Confronting Abuse As Sin

God sees abuse as "sin."
There are many Bible verses that describe behaviors commonly seen in domestic violence. These scriptures clearly call these behaviors sin. One such biblical passage is found in Galatians 5:19-21:

The acts of the sinful nature are obvious: sexual immorality, impurity and debauchery; idolatry and witchcraft; hatred, discord, jealousy, fits of rage, selfish ambition, dissensions, factions and envy; drunkenness, orgies, and the like. I warn you, as I did before, that those who live like this will not inherit the kingdom of God.    (Galatians 5:19-21, NIV)

Let's see how these sins relate to domestic violence: 

  • Jealousy -- Jealous behavior is often one of the first warning signs of an abusive personality. At first it may be excused as love and caring, but it can quickly become a form of abusive control and coercion.

  • Fits of Rage -- An abuser's raging can effectively intimidate and control his partner and children. By being scary and threatening, he can have his way.

  • Discord and Dissensions-- Even in the absence of physical abuse, verbal and psychological abuse destroys relationships and homes. See The Continuums of Abuse and the Types of Verbal Abuse describe other abusive behaviors that bring discord and dissension.

  • Drunkenness-Though alcohol and drug abuse are not the cause of domestic violence, they are frequently present with domestic violence.

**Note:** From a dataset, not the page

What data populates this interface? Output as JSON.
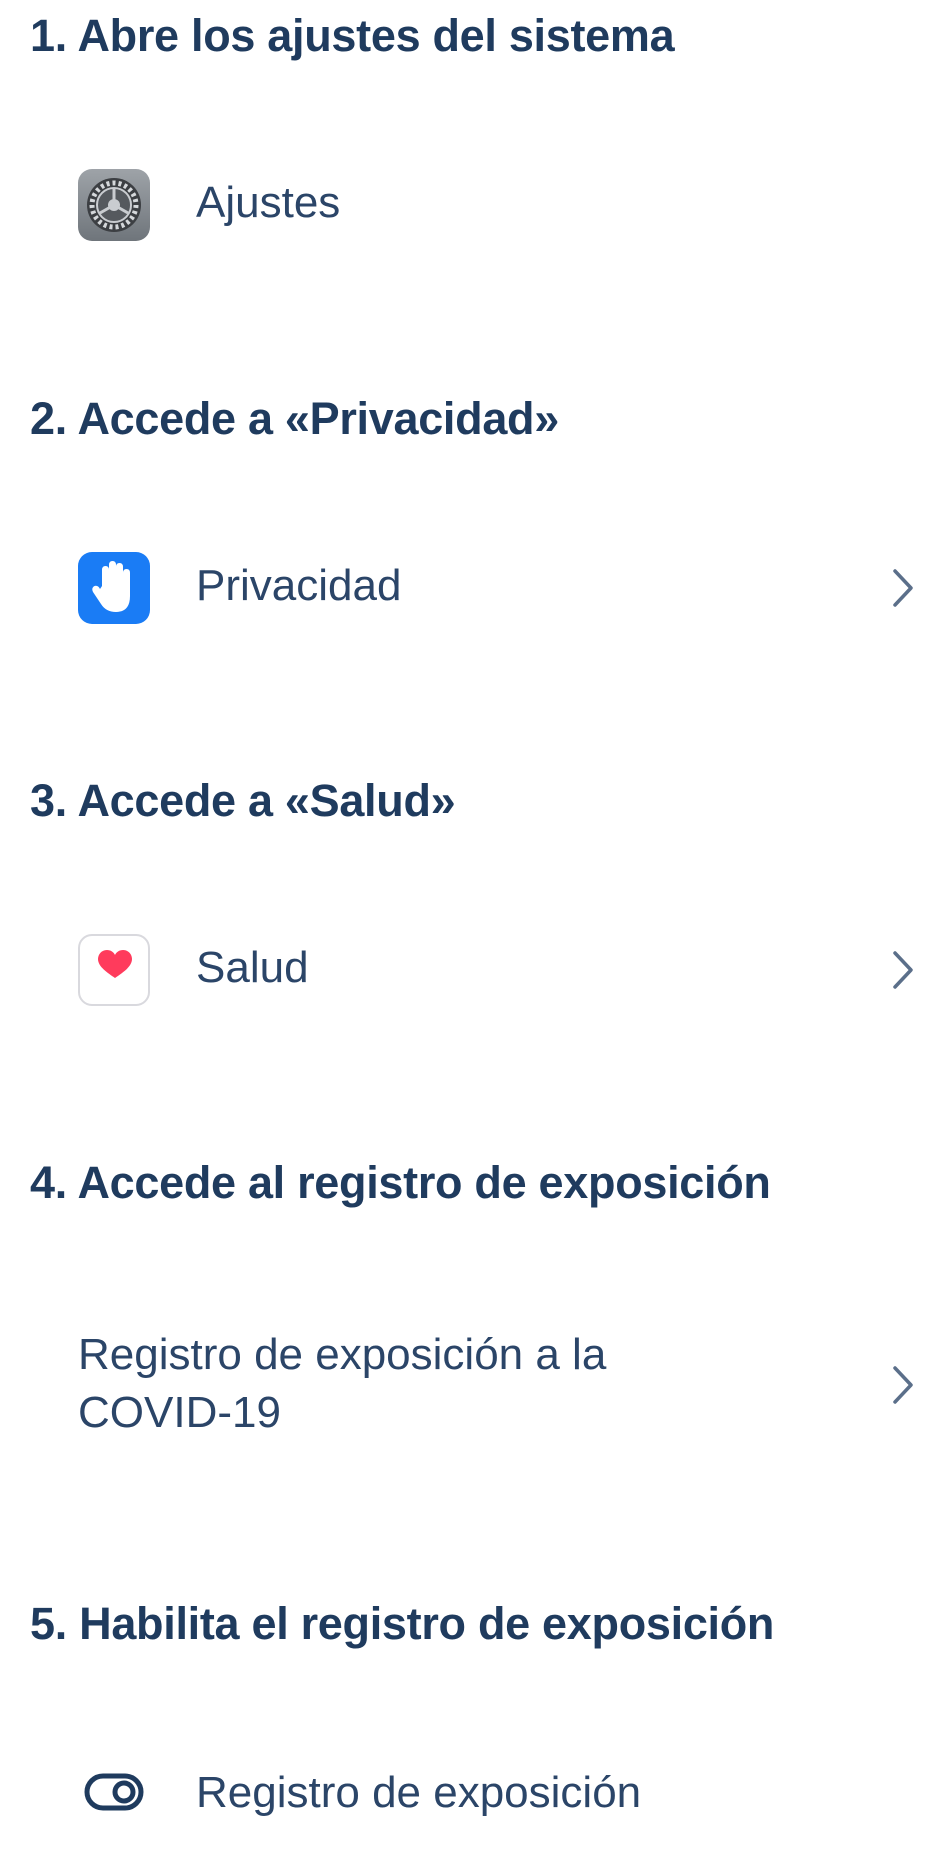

An abuser may use them as an excuse for battering, claiming they "made him out of control." 

  • Selfishness--Abusers are often self-centered and narcissistic (lover of self).

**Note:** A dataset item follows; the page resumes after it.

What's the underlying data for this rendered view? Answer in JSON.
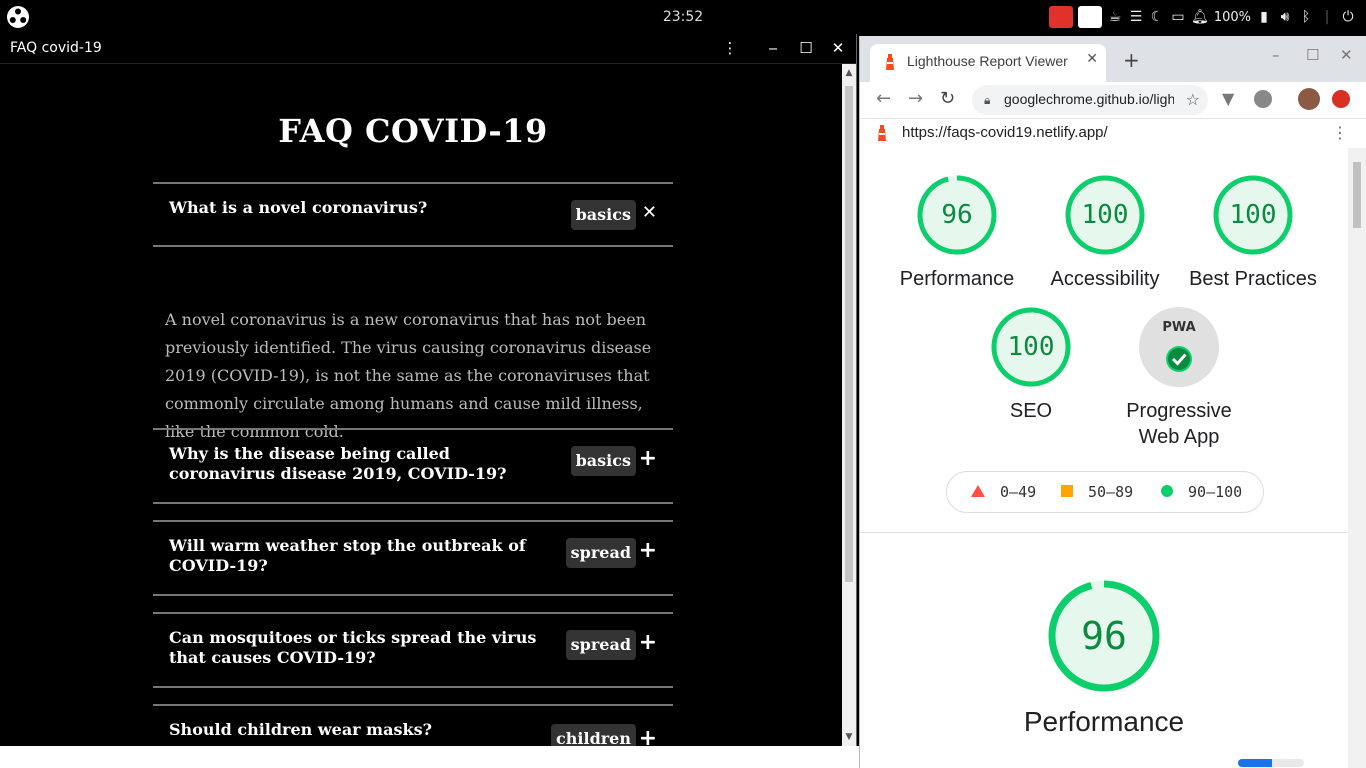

  • Sexual Immorality, Impurity and Debauchery-- Sexual abuse is frequently found in domestic violence relationships. The "Continuums of Abuse" describes some types of sexual abuse. Abusers may also have "affairs" or engage in pornography due to an accompanying sexual addiction, or a desire to hurt and demean their partner.

Other common domestic violence behaviors described as sin in the Bible include: 

  • abuse, lack of self-control, treachery, rashness, brutality, inability to acknowledge the truth (e.g., denial) (2 Timothy 3:1-8) 

  • slander and verba1 abuse (1 Corinthians 5:11and 6:9, Mark 7:22,  Matthew 15:19) 

  • anger  (Matthew 5:21-22) 

  • lies, deceit, and falsehood (Malachi 3:5; Matthew 15:19; Romans 1:29) 

  • malice (Romans 1:28-32; Mark 7:22) 

  • arrogance (Mark 7:22) 

  • taking advantage of others (Leviticus 25:17) 

  • impressing others while covering secret sin (Matthew 23:23, 28) 

  • child abuse (Luke 17:1-3)

Abusers are in peril of eternal damnation

The Bible makes it clear that unrepentant abusers who do not turn from their ways will be judged and will not enter the Kingdom (Matthew 5:21-22, Galatians 5:19-21, and Revelation 21-22). Malachi 2:13-14 and 1 Peter 3:7 indicate that abusers' payers are blocked.  If a servant of God abuses others, he will be punished when Jesus returns, and will be treated as an unbeliever (Luke 12:45-46). It is so important that domestic violence be recognized and dealt with as sin, because the abuser's soul is in peril. 

When we recognize abuse as sin, it is easier to see what action the Bible prescribes. 

  • Believers are responsible for confronting sin: 
    Abuse is a serious matter; the soul of the abuser is at stake. The sin of abuse must not be enabled, but rather be confronted (see Galatians 6:1, Ephesians 5:11, Leviticus 19:17).

  • Believers are to pray for those who mistreat them. Abusers are trapped in sin and are in great peril of their souls. Believers are to pray for them, according to Matthew 5:44, Luke 6:28, 1 John 5:16.

  • Jesus taught us a formula for confronting sin: 
    Read Matthew 18:15-17. This plan promotes accountability while providing safety measures for the victim.

NOTE: When confronted, a hardened abuser frequently denies the situation and escalates the abuse and attempts to control. A victim should first have a safety plan in place. If the situation is too dangerous, confrontation may be inappropriate. It may be better to allow professionals, relatives, friends, or the courts to confront the abuser.

Discussion Questions: 
1. We rarely hear domestic violence referred to as sin. Sometimes people refer to it as "a love spat," "a private matter," or "a marital problem." How do each of these terms fail to hold abusers accountable for their actions?

2. The Bible says that sin can be transferred to future generations (Exodus 34:7) Have you seen domestic violence occur in different generations of the same family?

Copyright 2005   Judy Kennedy